The meddling, passive-aggressive mother-in-law who constantly finds fault with the bride is such a ubiquitous trope in pop culture that I thank Celestia for my own sweet, not-as-crazy-as-I-am mother-in-law. In Delicious: Emily's Wonder Wedding, part of the beloved Delicious series of time management games from GameHouse, cafe owner Emily is finally about to tie the knot with boyfriend Patrick, but the road to wedded bliss isn't a smooth one. Not only does Emily have to contend with dress problems, mailing invitations, and, of course, managing her popular eatery, she's also got to win over Patrick's mother who's just flown in from Ireland and seems to pick on everything Emily does and says. With a run of bad luck a mile wide, Emily begins to convince herself that maybe Patrick's mother is right and the wedding is cursed, but that's nonsense... right? GameHouse proves once again they know the time-management trade almost better than anything else, and delivers a fun, funny, and gorgeously polished game that stands head and shoulders above the rest.

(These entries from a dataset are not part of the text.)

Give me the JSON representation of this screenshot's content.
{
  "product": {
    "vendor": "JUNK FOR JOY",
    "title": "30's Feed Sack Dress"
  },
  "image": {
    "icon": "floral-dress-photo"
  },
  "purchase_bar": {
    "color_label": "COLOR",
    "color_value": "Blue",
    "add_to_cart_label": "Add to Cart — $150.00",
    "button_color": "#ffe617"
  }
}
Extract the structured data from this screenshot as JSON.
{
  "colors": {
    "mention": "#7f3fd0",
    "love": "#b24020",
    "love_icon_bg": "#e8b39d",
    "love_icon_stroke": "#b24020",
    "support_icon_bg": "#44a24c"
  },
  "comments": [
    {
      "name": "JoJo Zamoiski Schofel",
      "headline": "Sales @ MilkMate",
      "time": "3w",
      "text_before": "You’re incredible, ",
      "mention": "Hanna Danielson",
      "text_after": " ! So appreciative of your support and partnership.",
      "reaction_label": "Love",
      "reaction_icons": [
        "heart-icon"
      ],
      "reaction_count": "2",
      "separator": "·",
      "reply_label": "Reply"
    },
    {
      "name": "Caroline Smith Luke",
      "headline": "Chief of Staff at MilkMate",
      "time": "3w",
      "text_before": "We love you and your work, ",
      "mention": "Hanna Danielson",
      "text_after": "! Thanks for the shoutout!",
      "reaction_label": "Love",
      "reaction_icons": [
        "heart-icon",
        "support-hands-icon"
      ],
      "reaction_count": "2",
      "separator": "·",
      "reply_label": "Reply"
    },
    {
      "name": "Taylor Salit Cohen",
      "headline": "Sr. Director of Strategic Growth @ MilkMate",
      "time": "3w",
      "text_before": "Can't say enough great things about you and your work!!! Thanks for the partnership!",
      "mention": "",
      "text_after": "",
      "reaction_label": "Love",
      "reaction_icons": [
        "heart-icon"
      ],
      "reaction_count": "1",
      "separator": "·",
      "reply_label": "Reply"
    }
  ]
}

When a witch hunter marries a witch, even if she's a good witch, it's a stretch to imagine their life together will be happily ever after, don't you think? Lynn and Edward have been married just a year when the nasty witch queen Morgana, set on bringing back her powerful mentor so witches can rule the world, lures the happy couple to a totally creepy fair (just what every girl dreams of doing on her first wedding anniversary, especially with her mother tagging along) where she and her lackey whisk Lynn away for use in an evil ritual. In Witches' Legacy: Slumbering Darkness, a hidden-object puzzle adventure game from Elefun, you play as Lynn's mother Carrie, along with her somewhat terrifying yet helpful imp sidekick, who are racing the clock to get Lynn back before it's too late.
In the grand scheme of things, match-3 puzzle games might be some of the simplest to make in their most basic incarnation, but taking that simple formula and making it feel fresh and fun takes a bit more ingenuity. Good thing Playcademy seems to have that in spades, with Runefall being one of the most relaxing and enjoyable additions to the genre to come along in a long time. In it, you find yourself in the tiny town of Riverfell, which has had difficulty making ends meet and finding enough to make their tribute to the kingdom ever since the war brought the trade routes to a screeching halt. But when you discover magical, valuable runes while out searching for the resources needed to pay tribute? Well, that's another matter entirely, and suddenly sleepy Riverfell isn't so sleepy at all. Despite some issues with repetition and variation, a genuinely likable cast and engaging story alongside addictive match-3 gameplay makes Runefall a rocksolid addition to the genre that's well worth checking out and losing a few hours to, as comforting and enjoyable as loading up your favourite light fantasy film while wearing your comfiest socks and sipping your favourite beverage.